▸ What this task involves
Below are the records; return every line from the one that contains "Give me the" to the last, exactly, skipping the pictures.

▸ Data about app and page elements
┏━━

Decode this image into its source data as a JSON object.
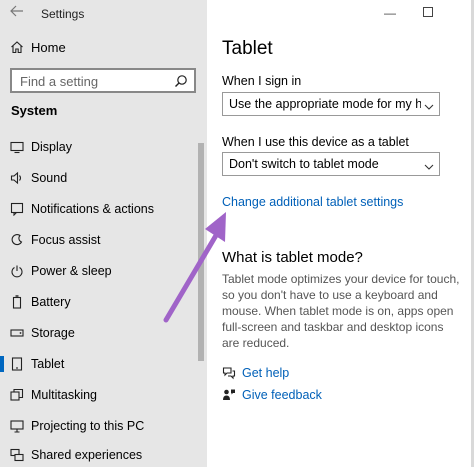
{
  "app": {
    "title": "Settings"
  },
  "window_controls": {
    "minimize": "—",
    "maximize": "☐"
  },
  "sidebar": {
    "home_label": "Home",
    "search_placeholder": "Find a setting",
    "section_label": "System",
    "items": [
      {
        "label": "Display",
        "icon": "display-icon"
      },
      {
        "label": "Sound",
        "icon": "sound-icon"
      },
      {
        "label": "Notifications & actions",
        "icon": "notifications-icon"
      },
      {
        "label": "Focus assist",
        "icon": "focus-assist-icon"
      },
      {
        "label": "Power & sleep",
        "icon": "power-icon"
      },
      {
        "label": "Battery",
        "icon": "battery-icon"
      },
      {
        "label": "Storage",
        "icon": "storage-icon"
      },
      {
        "label": "Tablet",
        "icon": "tablet-icon",
        "selected": true
      },
      {
        "label": "Multitasking",
        "icon": "multitasking-icon"
      },
      {
        "label": "Projecting to this PC",
        "icon": "projecting-icon"
      },
      {
        "label": "Shared experiences",
        "icon": "shared-experiences-icon"
      }
    ]
  },
  "main": {
    "title": "Tablet",
    "sign_in": {
      "label": "When I sign in",
      "value": "Use the appropriate mode for my hardw..."
    },
    "as_tablet": {
      "label": "When I use this device as a tablet",
      "value": "Don't switch to tablet mode"
    },
    "additional_link": "Change additional tablet settings",
    "what_is": {
      "heading": "What is tablet mode?",
      "description": "Tablet mode optimizes your device for touch, so you don't have to use a keyboard and mouse. When tablet mode is on, apps open full-screen and taskbar and desktop icons are reduced."
    },
    "get_help": "Get help",
    "give_feedback": "Give feedback"
  },
  "colors": {
    "accent": "#0067c0",
    "link": "#0060b8",
    "sidebar_bg": "#e6e6e6",
    "annotation_arrow": "#a064c8"
  }
}
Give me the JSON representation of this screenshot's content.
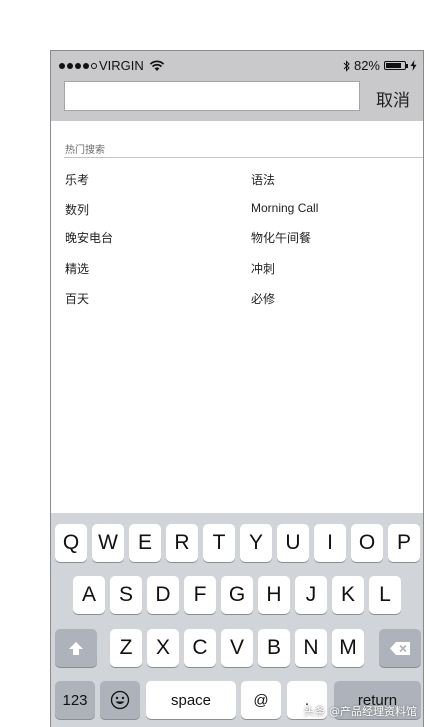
{
  "status": {
    "carrier": "VIRGIN",
    "battery_percent": "82%",
    "signal_bars": 4,
    "battery_level": 0.82
  },
  "search": {
    "value": "",
    "placeholder": "",
    "cancel_label": "取消"
  },
  "hot": {
    "title": "热门搜索",
    "left": [
      "乐考",
      "数列",
      "晚安电台",
      "精选",
      "百天"
    ],
    "right": [
      "语法",
      "Morning Call",
      "物化午间餐",
      "冲刺",
      "必修"
    ]
  },
  "keyboard": {
    "row1": [
      "Q",
      "W",
      "E",
      "R",
      "T",
      "Y",
      "U",
      "I",
      "O",
      "P"
    ],
    "row2": [
      "A",
      "S",
      "D",
      "F",
      "G",
      "H",
      "J",
      "K",
      "L"
    ],
    "row3": [
      "Z",
      "X",
      "C",
      "V",
      "B",
      "N",
      "M"
    ],
    "numbers_label": "123",
    "space_label": "space",
    "at_label": "@",
    "period_label": ".",
    "return_label": "return",
    "icons": {
      "shift": "shift-arrow-icon",
      "delete": "backspace-icon",
      "emoji": "emoji-icon"
    }
  },
  "watermark": "头条 @产品经理资料馆"
}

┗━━

▸ Output below
Give me the JSON representation of this screenshot's content.
{
  "status": {
    "carrier": "VIRGIN",
    "battery_percent": "82%",
    "signal_bars": 4,
    "battery_level": 0.82
  },
  "search": {
    "value": "",
    "placeholder": "",
    "cancel_label": "取消"
  },
  "hot": {
    "title": "热门搜索",
    "left": [
      "乐考",
      "数列",
      "晚安电台",
      "精选",
      "百天"
    ],
    "right": [
      "语法",
      "Morning Call",
      "物化午间餐",
      "冲刺",
      "必修"
    ]
  },
  "keyboard": {
    "row1": [
      "Q",
      "W",
      "E",
      "R",
      "T",
      "Y",
      "U",
      "I",
      "O",
      "P"
    ],
    "row2": [
      "A",
      "S",
      "D",
      "F",
      "G",
      "H",
      "J",
      "K",
      "L"
    ],
    "row3": [
      "Z",
      "X",
      "C",
      "V",
      "B",
      "N",
      "M"
    ],
    "numbers_label": "123",
    "space_label": "space",
    "at_label": "@",
    "period_label": ".",
    "return_label": "return",
    "icons": {
      "shift": "shift-arrow-icon",
      "delete": "backspace-icon",
      "emoji": "emoji-icon"
    }
  },
  "watermark": "头条 @产品经理资料馆"
}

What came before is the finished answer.